Neurofibromatosis 1 (NF1) is a common autosomal dominant cancer predisposition syndrome, in which 15% to 20% of affected individuals develop astrocytomas. Neurofibromin, the protein product of the NF1 gene, functions as a tumor suppressor, largely by inhibiting Ras activity. While loss of neurofibromin has been implicated in the molecular pathogenesis of other NF1-associated tumors, there is no formal evidence demonstrating loss of neurofibromin function in NF1-associated astrocytomas. In this report, we describe an NF1 patient from whom both astrocytoma tumor tissue as well as corresponding non-neoplastic white matter were available for analysis. Loss of neurofibromin expression was observed in the tumor and was associated with elevated levels of Ras-GTP. However, elevated Ras-GTP levels were not the result of oncogenic Ras mutations, altered p120-GAP function, growth factor receptor activation, or abnormal p53, Rb, or p16 expression. Furthermore, increased Raf-MAPK and PI3-K/Akt activity was detected in the NF1 astrocytoma compared with the corresponding normal white matter. These results support a role for neurofibromin as the critical GAP in the molecular pathogenesis of NF1 astrocytomas.
|Number of pages||9|

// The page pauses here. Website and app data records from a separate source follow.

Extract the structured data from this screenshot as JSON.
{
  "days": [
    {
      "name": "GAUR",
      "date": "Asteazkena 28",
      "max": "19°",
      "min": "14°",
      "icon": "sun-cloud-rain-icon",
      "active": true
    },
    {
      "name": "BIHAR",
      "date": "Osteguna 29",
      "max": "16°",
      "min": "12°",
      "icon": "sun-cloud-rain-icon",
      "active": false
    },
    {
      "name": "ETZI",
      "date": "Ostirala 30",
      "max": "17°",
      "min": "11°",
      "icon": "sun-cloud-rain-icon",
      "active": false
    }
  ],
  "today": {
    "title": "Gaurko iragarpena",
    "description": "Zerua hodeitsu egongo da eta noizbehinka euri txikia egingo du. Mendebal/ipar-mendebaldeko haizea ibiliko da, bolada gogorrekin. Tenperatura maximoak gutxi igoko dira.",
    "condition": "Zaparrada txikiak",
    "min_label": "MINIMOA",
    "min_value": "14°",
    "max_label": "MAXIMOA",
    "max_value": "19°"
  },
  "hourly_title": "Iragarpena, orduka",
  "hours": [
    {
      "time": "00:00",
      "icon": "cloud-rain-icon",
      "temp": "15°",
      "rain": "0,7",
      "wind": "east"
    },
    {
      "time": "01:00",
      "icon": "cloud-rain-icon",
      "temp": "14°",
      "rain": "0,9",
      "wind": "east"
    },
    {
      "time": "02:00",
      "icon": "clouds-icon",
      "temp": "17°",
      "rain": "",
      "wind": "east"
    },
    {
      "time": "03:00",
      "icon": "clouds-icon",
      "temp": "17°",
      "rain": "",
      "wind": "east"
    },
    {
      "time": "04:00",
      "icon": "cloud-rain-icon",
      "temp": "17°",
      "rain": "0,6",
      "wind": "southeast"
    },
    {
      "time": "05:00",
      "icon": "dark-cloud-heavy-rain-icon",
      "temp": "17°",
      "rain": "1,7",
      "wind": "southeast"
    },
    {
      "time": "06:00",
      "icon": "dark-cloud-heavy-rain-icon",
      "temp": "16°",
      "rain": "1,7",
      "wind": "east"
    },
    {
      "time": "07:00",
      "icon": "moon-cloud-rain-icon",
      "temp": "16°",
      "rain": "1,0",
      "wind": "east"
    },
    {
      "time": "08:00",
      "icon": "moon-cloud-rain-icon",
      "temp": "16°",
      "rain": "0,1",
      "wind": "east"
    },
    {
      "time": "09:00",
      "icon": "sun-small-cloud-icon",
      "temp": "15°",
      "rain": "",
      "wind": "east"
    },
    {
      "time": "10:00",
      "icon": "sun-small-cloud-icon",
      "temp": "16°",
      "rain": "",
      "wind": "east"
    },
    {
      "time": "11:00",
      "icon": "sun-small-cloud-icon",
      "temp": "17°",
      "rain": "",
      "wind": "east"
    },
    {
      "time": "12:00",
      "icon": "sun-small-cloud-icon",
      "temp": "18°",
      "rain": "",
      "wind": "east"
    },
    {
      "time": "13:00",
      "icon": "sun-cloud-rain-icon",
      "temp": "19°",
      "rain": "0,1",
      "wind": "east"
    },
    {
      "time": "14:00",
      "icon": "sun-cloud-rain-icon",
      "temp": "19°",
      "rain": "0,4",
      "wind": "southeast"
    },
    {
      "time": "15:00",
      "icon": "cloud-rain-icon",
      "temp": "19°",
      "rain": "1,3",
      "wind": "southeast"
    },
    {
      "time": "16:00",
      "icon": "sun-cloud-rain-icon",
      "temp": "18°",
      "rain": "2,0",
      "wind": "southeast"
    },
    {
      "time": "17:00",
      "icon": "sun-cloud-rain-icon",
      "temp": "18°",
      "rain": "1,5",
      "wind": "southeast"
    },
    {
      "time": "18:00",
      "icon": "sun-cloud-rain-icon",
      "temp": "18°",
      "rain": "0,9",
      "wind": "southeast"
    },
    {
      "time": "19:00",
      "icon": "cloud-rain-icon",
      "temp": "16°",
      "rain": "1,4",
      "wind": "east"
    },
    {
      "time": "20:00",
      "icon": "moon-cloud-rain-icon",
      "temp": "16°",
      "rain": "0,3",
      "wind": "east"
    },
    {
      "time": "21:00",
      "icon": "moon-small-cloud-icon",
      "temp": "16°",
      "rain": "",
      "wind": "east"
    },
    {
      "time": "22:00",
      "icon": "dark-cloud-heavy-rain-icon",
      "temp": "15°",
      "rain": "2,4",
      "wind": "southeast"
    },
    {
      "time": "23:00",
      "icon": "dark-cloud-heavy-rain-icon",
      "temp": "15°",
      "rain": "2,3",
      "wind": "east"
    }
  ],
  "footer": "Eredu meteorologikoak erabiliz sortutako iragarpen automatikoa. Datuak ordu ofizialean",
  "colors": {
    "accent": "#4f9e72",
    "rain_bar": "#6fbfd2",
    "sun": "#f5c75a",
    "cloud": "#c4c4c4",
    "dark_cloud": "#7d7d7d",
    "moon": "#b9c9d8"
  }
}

|Journal||Journal of neuropathology and experimental neurology|
|State||Published - 2000|
- Signal transduction
- Tumor suppressor gene